Trigger warning – see subject.  🙂

A trigger (brief explanation) is something from our past that can set off strong emotional (or otherwise) reactions.  A smell might be a trigger, whether good or bad.  e.g. if grandma used to bake cookies every time you visited, that might be a good trigger to happy memories.  If, however, grandma used to tie you to the hot stove as she baked them, well…maybe not so nice.

Facetious, I know, but it’s “how I roll”.

Now that we know what triggers are, how do we deal with them?  Mostly, we first have to know that they’ve been pulled.  When triggered the fight or flight response tends to kick in, which leaves all rational thought by the wayside.  It’s the nature of the beast.  If, however, we are able to recognize what’s happening as it’s happening, then we get to make decisions on our reactions.

I had a nice trigger pulled this morning.  I wasn’t doing anything particular.  I was just beginning my day and thinking about people I know and have recently met.  Big-ass trigger.  WTF, says I.  Why, oh, why is this an issue?  I can trace it back into childhood, but some things can’t be put into print.  However, I can also add in the ea and how I was not allowed to have or make friends.  All I may have had in the past were systematically removed.  Any that came along were driven away.  Well, maybe not all…but pretty much.

So, here I was, thinking about “new friends” and whop!  Right between the eyes, I’m slammed with an emotional flashback.  And then, memories flooded in…things I’d totally forgotten.  But that’s good…because now I get to explore that piece of the puzzle that was buried in dissociation.  So, now I understand the high anxiety that always accompanies me with new people.  I can link the “what if” scenarios to abandonment issues.  (and, btw…abandonment is not solely being left on the steps of a church in a basket)

My feline family have their own triggers.  I may have posted (or may not) about my little boy darting out of the room because I whistled.  I don’t whistle much any more, but it was a momentary thing.  As he ran for dear life, the sound hit my own ears as well.  ea used to whistle when he was up to no good.  It was one of his tells.  So, my baby remembered being hurt when the sound was in the house.  He had his flashback, I had mine.  I’ve since avoided whistling.

A trigger can be accidentally pulled.  It can be purposely pulled if someone knows about it and wants to be cruel.  Or, as I prefer, it can show itself as an opportunity to work through the wounds and start to heal.

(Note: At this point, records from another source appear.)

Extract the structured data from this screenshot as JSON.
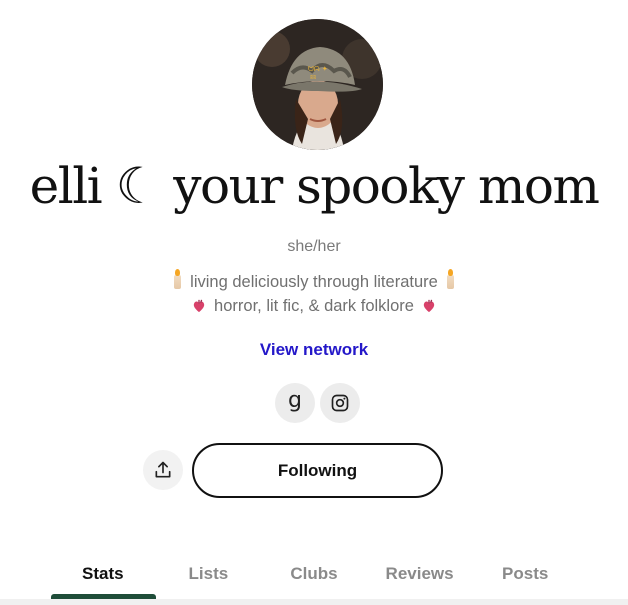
{
  "profile": {
    "display_name": "elli ☾ your spooky mom",
    "pronouns": "she/her",
    "bio_line1": "living deliciously through literature",
    "bio_line2": "horror, lit fic, & dark folklore",
    "view_network": "View network"
  },
  "social": {
    "goodreads_letter": "g",
    "icons": [
      "goodreads-icon",
      "instagram-icon"
    ]
  },
  "actions": {
    "share_icon": "share-icon",
    "follow_label": "Following"
  },
  "tabs": [
    {
      "label": "Stats",
      "active": true
    },
    {
      "label": "Lists",
      "active": false
    },
    {
      "label": "Clubs",
      "active": false
    },
    {
      "label": "Reviews",
      "active": false
    },
    {
      "label": "Posts",
      "active": false
    }
  ],
  "colors": {
    "link": "#2418c9",
    "active_tab_indicator": "#1f4d39"
  }
}
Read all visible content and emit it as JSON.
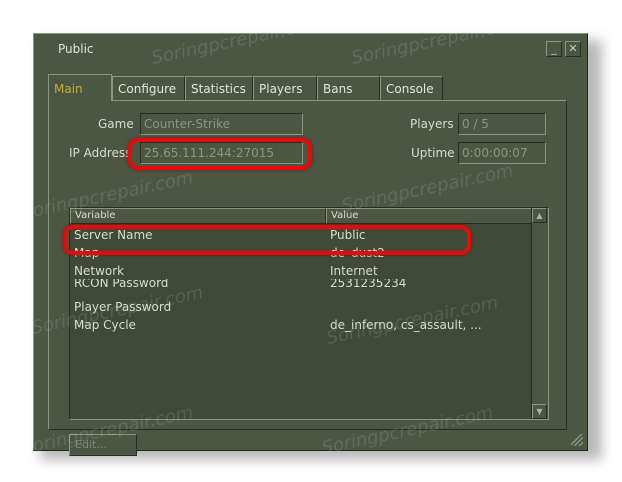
{
  "window": {
    "title": "Public",
    "minimize_glyph": "_",
    "close_glyph": "✕"
  },
  "tabs": [
    {
      "label": "Main",
      "active": true
    },
    {
      "label": "Configure"
    },
    {
      "label": "Statistics"
    },
    {
      "label": "Players"
    },
    {
      "label": "Bans"
    },
    {
      "label": "Console"
    }
  ],
  "fields": {
    "game_label": "Game",
    "game_value": "Counter-Strike",
    "ip_label": "IP Address",
    "ip_value": "25.65.111.244:27015",
    "players_label": "Players",
    "players_value": "0 / 5",
    "uptime_label": "Uptime",
    "uptime_value": "0:00:00:07"
  },
  "table": {
    "columns": [
      "Variable",
      "Value"
    ],
    "rows": [
      {
        "variable": "Server Name",
        "value": "Public"
      },
      {
        "variable": "Map",
        "value": "de_dust2"
      },
      {
        "variable": "Network",
        "value": "Internet"
      },
      {
        "variable": "RCON Password",
        "value": "2531235234"
      },
      {
        "variable": "Player Password",
        "value": ""
      },
      {
        "variable": "Map Cycle",
        "value": "de_inferno, cs_assault, ..."
      }
    ]
  },
  "edit_button": "Edit...",
  "watermark": "Soringpcrepair.com",
  "colors": {
    "highlight": "#e60a0a",
    "active_tab": "#c9a93a",
    "window_bg": "#4b5743"
  }
}
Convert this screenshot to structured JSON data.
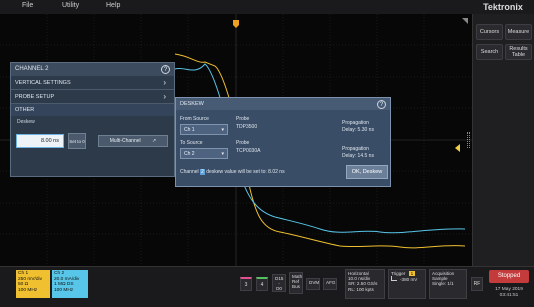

Being aware that you have these issues is step one.  It’s the hardest.  But once you get there, allowing yourself the freedom to have a mini-meltdown or whatever it is that you need, is excellent.  We are allowed to be human and allowed to have our “weak” moments.  Quite frankly, letting it flow is not exactly weak…but that’s another discussion.  Work with it.  Ride it like you’re surfing.  You already survived the trauma.  This is just a video replay.  It will pass and at the end of it, if you choose, there is a lesson to be learned and some growth to be had.